Task item. From the entries that follow, report every line in which "this" occurs.

Source records.
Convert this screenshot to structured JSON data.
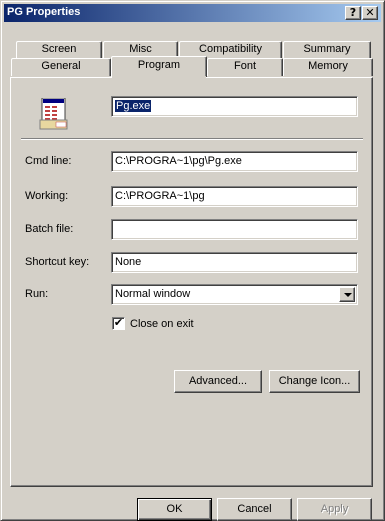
{
  "window": {
    "title": "PG Properties"
  },
  "titlebar_buttons": {
    "help": "?",
    "close": "✕"
  },
  "tabs_back": [
    {
      "label": "Screen"
    },
    {
      "label": "Misc"
    },
    {
      "label": "Compatibility"
    },
    {
      "label": "Summary"
    }
  ],
  "tabs_front": [
    {
      "label": "General"
    },
    {
      "label": "Program",
      "active": true
    },
    {
      "label": "Font"
    },
    {
      "label": "Memory"
    }
  ],
  "program": {
    "name_value": "Pg.exe",
    "cmd_line_label": "Cmd line:",
    "cmd_line_value": "C:\\PROGRA~1\\pg\\Pg.exe",
    "working_label": "Working:",
    "working_value": "C:\\PROGRA~1\\pg",
    "batch_file_label": "Batch file:",
    "batch_file_value": "",
    "shortcut_key_label": "Shortcut key:",
    "shortcut_key_value": "None",
    "run_label": "Run:",
    "run_value": "Normal window",
    "close_on_exit_label": "Close on exit",
    "close_on_exit_checked": true,
    "advanced_button": "Advanced...",
    "change_icon_button": "Change Icon..."
  },
  "footer": {
    "ok": "OK",
    "cancel": "Cancel",
    "apply": "Apply"
  },
  "colors": {
    "titlebar_start": "#0a246a",
    "titlebar_end": "#a6caf0",
    "face": "#d4d0c8",
    "selection": "#0a246a"
  }
}
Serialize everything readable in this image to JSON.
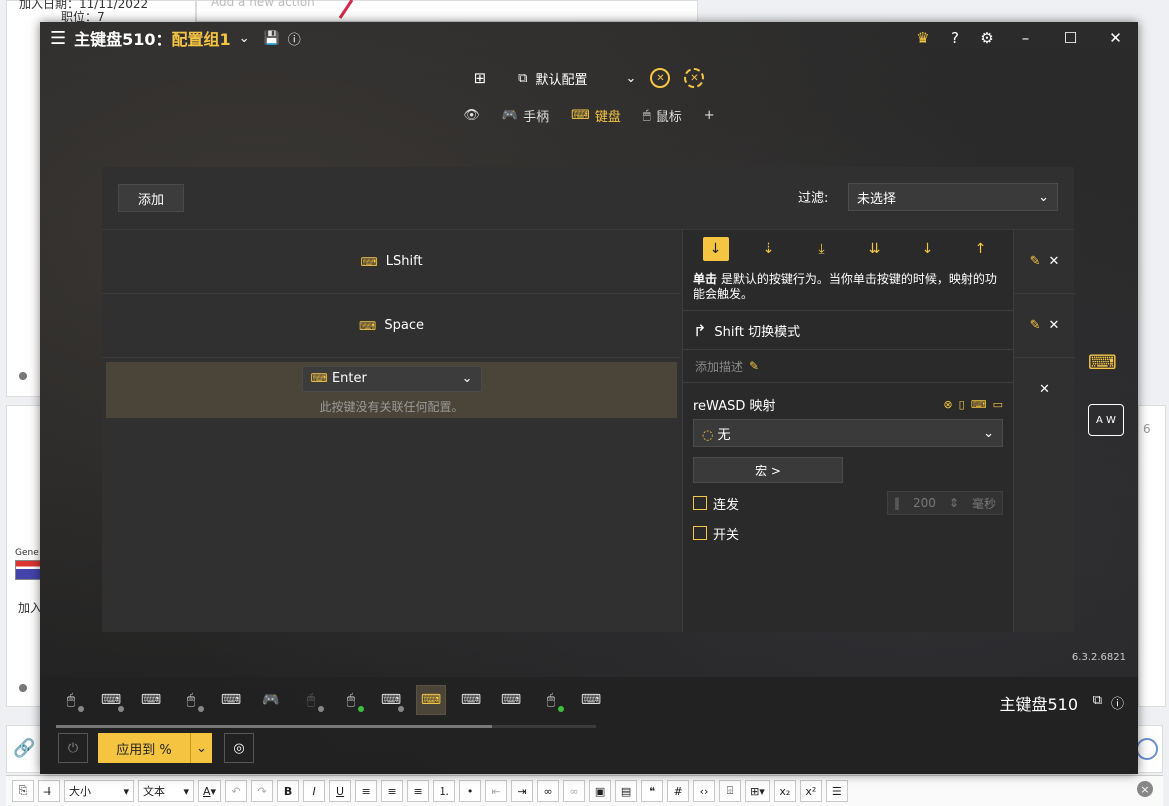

Task result.
Convert this screenshot to structured JSON data.
Serialize everything readable in this image to JSON.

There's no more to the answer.